The upcoming trip by an Israeli-Arab member of the Knesset to Auschwitz is the latest chapter in the saga of seeing accusations of anti-Semitism used to smear the Arab and Muslim world. Mohammad Barakeh of the influential party Hadash will make the trek as part of an Israeli parliamentary delegation, which has predictably angered hardline Zionists who reject the idea of an Arab being allowed to participate in an official ceremony at a place with such symbolic meaning for Jews.
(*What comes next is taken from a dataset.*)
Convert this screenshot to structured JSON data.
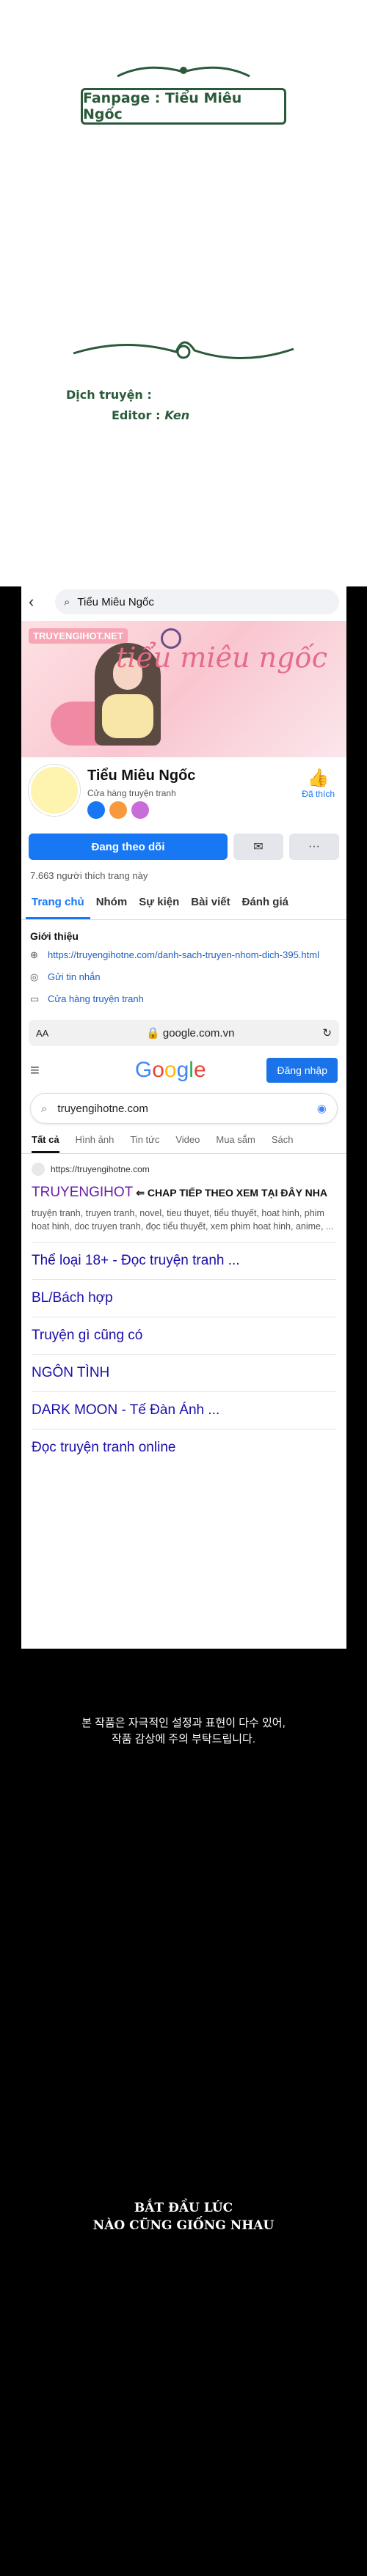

When the issue of the Holocaust arises in Arab and Muslim countries, there’s a pretty good chance that misunderstanding will follow. Defenders of Zionism are always quick to point to Palestinian-German contacts during World War II, even though the record shows that the contacts, such as they were, had a miniscule impact of the scheme of things, and were outweighed by the contacts between Zionists and Nazis. Back then, both Palestinians and Zionists had the same enemy – the British Mandate – and were willing to work with anyone to achieve their political goals.

If we leave aside the minority of active Holocaust deniers, we can say Arabs and Muslims view the massacres of Jews with revulsion and horror. But let’s not forget the real world: the organized annihilation of a religious group in Europe has been clouded by the fact that the Jewish victims of a European crime committed in Europe were “rewarded” with a state in a land where this genocide didn’t take place, and at the expense of people who had nothing to do with it.

There’s nothing wrong with actions by Barakeh and others who commemorate the tragedy of the Holocaust. Naturally, they’re criticized in their own communities, for political reasons: why help the Israelis and Jews with such an issue when Palestinians and Arabs are being displaced and oppressed on a daily basis by the Israeli state?

This invariably leads to the difficult-to-handle idea, for some, that there is a difference between Jews, on the one hand, and Zionism and Israel on the other.

In fact, it’s perfectly logical to condemn the Holocaust and anti-Semitism, while relentlessly criticizing the policies of the Israeli state.

Israeli leaders themselves are to blame for the growing difficultly to make the distinction. They occupy land and bomb people, under the aegis of the Star of David. They insist on the Jewishness of the Israeli state. They complain about anti-Semitism being on the rise, but forget salient facts.

The Jews of the 1930s were victims. The Israelis of this decade alone have launched wars against the Palestinian Authority (2002, 2004), Lebanon (2006) and Gaza (2008). And they’re popularly (and incorrectly) seen as being complicit in the 2003 war against Iraq.

People who are angered by this track record aren’t anti-Semites. They’re just reading the news.